_Task requirements_
The records follow. Give them all back exactly.

(Dataset rows for apps and sites)
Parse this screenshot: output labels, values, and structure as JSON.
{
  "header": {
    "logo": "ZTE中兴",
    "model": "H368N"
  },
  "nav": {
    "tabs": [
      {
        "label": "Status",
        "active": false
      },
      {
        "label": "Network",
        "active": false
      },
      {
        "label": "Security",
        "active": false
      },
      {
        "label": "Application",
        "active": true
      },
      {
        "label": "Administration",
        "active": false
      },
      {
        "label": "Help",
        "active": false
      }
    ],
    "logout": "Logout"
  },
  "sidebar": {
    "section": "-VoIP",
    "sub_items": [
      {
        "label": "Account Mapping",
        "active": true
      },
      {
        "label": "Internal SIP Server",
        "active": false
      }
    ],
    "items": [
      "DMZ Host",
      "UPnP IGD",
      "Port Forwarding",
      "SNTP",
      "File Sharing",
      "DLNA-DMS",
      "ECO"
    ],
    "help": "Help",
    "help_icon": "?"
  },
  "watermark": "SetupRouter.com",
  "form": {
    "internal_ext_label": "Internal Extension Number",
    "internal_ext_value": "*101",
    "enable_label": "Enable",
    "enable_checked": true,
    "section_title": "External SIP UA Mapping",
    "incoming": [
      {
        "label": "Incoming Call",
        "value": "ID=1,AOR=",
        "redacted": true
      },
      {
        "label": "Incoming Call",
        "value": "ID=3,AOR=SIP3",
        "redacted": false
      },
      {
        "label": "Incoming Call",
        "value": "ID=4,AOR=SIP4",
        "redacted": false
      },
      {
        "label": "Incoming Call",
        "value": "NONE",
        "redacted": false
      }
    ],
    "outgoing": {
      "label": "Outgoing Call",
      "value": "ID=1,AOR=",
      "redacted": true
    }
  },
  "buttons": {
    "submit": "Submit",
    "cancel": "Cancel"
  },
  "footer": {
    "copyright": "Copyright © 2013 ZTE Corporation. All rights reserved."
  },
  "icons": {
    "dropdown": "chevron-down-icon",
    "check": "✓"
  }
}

_Task answer_
Parse this screenshot: output labels, values, and structure as JSON.
{
  "header": {
    "logo": "ZTE中兴",
    "model": "H368N"
  },
  "nav": {
    "tabs": [
      {
        "label": "Status",
        "active": false
      },
      {
        "label": "Network",
        "active": false
      },
      {
        "label": "Security",
        "active": false
      },
      {
        "label": "Application",
        "active": true
      },
      {
        "label": "Administration",
        "active": false
      },
      {
        "label": "Help",
        "active": false
      }
    ],
    "logout": "Logout"
  },
  "sidebar": {
    "section": "-VoIP",
    "sub_items": [
      {
        "label": "Account Mapping",
        "active": true
      },
      {
        "label": "Internal SIP Server",
        "active": false
      }
    ],
    "items": [
      "DMZ Host",
      "UPnP IGD",
      "Port Forwarding",
      "SNTP",
      "File Sharing",
      "DLNA-DMS",
      "ECO"
    ],
    "help": "Help",
    "help_icon": "?"
  },
  "watermark": "SetupRouter.com",
  "form": {
    "internal_ext_label": "Internal Extension Number",
    "internal_ext_value": "*101",
    "enable_label": "Enable",
    "enable_checked": true,
    "section_title": "External SIP UA Mapping",
    "incoming": [
      {
        "label": "Incoming Call",
        "value": "ID=1,AOR=",
        "redacted": true
      },
      {
        "label": "Incoming Call",
        "value": "ID=3,AOR=SIP3",
        "redacted": false
      },
      {
        "label": "Incoming Call",
        "value": "ID=4,AOR=SIP4",
        "redacted": false
      },
      {
        "label": "Incoming Call",
        "value": "NONE",
        "redacted": false
      }
    ],
    "outgoing": {
      "label": "Outgoing Call",
      "value": "ID=1,AOR=",
      "redacted": true
    }
  },
  "buttons": {
    "submit": "Submit",
    "cancel": "Cancel"
  },
  "footer": {
    "copyright": "Copyright © 2013 ZTE Corporation. All rights reserved."
  },
  "icons": {
    "dropdown": "chevron-down-icon",
    "check": "✓"
  }
}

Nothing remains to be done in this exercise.